▸ **WHAT YOU NEED TO DO**
Reading the records below, how many lines contain "Frequency"? Respond with a number and nothing else.

──────── EXCERPTED DATA ────────

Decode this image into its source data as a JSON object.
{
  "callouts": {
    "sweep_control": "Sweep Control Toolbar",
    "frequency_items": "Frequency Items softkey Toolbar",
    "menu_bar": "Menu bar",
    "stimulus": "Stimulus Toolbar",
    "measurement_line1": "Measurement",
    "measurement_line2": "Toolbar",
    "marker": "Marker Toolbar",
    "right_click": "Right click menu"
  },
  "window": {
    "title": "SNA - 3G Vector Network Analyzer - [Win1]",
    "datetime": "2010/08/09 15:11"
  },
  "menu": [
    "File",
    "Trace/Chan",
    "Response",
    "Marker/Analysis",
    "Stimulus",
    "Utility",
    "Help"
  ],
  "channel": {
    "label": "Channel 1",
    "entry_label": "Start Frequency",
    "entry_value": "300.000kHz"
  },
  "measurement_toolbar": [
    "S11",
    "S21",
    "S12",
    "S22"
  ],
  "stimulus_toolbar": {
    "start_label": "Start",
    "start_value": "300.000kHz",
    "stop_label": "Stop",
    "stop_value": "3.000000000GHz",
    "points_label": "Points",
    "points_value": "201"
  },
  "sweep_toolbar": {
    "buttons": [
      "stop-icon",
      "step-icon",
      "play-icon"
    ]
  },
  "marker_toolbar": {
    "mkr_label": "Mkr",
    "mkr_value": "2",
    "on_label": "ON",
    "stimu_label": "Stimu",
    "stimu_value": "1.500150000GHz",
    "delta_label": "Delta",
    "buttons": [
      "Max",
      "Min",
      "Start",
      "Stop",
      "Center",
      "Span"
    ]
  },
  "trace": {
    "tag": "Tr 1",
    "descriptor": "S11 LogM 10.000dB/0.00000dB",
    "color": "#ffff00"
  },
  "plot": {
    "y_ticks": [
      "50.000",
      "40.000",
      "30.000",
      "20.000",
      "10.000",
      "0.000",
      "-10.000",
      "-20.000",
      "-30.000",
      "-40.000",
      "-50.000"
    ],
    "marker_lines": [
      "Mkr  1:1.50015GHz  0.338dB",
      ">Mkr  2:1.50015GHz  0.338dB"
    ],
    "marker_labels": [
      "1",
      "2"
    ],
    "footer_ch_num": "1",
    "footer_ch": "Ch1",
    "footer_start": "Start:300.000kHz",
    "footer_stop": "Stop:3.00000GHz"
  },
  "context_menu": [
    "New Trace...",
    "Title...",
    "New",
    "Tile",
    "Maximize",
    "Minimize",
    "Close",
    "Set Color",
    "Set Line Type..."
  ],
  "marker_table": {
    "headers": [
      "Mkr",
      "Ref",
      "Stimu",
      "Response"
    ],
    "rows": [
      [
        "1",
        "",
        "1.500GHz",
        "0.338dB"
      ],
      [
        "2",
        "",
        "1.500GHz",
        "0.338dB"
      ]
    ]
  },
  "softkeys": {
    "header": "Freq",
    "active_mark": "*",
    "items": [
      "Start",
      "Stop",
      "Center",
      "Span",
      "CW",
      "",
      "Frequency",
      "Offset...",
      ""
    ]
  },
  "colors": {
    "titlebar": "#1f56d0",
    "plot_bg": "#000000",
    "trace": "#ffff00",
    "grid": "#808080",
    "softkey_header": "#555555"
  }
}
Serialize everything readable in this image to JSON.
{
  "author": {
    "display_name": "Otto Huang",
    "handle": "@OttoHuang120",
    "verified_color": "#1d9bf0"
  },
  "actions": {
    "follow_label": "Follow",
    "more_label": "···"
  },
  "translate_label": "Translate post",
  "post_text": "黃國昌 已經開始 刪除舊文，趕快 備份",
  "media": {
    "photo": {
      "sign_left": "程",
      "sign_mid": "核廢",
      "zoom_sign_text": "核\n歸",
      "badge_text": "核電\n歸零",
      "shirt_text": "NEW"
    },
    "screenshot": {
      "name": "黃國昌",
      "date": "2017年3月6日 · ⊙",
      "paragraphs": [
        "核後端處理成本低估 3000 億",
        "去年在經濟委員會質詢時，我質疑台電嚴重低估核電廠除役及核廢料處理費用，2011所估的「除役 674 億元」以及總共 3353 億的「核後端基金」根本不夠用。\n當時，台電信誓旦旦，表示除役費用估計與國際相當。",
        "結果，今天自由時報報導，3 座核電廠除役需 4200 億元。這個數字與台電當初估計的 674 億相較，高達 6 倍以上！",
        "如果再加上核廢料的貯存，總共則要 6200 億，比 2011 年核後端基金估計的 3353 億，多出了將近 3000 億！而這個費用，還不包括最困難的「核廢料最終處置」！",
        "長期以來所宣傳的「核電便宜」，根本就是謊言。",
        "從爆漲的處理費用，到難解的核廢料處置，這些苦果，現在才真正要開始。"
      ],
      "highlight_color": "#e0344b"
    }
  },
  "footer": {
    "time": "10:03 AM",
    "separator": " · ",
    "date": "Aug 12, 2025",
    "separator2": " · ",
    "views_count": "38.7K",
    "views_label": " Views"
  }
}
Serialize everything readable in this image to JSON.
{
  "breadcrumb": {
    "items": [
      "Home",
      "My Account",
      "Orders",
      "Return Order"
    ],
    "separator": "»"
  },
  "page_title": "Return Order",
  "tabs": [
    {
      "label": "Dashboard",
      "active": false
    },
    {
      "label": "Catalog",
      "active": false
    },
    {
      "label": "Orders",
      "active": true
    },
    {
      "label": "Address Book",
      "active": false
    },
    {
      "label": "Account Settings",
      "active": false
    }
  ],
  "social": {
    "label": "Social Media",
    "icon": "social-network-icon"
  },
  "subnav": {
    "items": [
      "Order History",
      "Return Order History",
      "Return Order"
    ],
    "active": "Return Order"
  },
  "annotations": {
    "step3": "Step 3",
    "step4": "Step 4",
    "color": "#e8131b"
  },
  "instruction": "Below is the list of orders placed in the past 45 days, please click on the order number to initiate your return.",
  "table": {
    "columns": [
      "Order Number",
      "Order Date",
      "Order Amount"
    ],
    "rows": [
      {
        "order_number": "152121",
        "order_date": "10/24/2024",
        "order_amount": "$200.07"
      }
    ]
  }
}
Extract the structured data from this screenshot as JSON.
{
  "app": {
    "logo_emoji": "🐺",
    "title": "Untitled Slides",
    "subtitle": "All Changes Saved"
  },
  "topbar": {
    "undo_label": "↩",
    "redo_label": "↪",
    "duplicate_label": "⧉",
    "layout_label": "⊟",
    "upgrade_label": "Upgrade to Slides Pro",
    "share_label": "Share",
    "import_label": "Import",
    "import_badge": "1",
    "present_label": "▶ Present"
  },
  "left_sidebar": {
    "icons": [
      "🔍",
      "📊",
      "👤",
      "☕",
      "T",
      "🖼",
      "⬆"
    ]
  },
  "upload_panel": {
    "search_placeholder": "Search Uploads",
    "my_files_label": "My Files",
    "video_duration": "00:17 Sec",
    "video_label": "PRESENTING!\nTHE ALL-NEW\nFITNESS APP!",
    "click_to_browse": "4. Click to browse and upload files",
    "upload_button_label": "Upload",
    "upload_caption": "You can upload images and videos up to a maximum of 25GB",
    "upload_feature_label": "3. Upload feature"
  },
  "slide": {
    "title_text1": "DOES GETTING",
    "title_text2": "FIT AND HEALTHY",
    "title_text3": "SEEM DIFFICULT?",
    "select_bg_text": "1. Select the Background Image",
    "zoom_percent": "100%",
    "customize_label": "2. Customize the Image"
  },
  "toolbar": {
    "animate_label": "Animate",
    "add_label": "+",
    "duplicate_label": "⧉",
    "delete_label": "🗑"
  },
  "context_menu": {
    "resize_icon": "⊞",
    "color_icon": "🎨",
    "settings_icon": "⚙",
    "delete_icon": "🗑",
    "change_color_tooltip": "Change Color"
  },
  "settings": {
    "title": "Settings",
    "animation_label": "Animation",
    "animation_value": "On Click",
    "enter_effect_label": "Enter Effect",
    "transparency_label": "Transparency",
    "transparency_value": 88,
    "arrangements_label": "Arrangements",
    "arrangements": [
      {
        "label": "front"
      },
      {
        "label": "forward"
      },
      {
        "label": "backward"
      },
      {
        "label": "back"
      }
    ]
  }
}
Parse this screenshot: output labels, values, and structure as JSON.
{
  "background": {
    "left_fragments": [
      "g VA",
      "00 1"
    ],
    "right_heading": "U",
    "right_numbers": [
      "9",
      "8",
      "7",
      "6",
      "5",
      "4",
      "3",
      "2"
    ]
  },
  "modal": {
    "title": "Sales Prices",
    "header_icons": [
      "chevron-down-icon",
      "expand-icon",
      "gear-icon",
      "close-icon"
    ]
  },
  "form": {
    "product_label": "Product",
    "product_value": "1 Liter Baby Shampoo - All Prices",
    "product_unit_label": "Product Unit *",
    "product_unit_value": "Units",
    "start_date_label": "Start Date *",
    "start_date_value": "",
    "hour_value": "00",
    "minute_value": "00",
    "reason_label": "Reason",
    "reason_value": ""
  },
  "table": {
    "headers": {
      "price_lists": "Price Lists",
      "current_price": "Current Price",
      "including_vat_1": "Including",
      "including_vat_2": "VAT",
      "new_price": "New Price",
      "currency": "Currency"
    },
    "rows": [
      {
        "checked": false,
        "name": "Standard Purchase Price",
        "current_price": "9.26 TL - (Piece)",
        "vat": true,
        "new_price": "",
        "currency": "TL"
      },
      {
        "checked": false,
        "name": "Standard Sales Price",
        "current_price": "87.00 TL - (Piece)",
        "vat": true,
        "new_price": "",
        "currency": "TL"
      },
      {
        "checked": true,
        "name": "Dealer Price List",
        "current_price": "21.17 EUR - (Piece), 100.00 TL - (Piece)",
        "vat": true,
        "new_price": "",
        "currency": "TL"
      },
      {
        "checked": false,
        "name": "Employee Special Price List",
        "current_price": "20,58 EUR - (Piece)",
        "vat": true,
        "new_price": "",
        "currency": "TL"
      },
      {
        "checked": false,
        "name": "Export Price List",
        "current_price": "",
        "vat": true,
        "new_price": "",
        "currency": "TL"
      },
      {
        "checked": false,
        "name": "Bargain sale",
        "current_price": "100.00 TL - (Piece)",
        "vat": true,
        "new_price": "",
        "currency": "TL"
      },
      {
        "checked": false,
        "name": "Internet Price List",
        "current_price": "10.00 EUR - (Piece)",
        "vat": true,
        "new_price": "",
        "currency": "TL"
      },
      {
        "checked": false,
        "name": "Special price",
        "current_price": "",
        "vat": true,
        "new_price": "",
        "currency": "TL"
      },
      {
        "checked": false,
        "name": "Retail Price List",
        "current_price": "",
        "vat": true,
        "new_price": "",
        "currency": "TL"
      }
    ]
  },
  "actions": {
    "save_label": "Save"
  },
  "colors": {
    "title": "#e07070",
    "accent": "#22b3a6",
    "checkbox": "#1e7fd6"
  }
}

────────

▸ **THE ANSWER**
3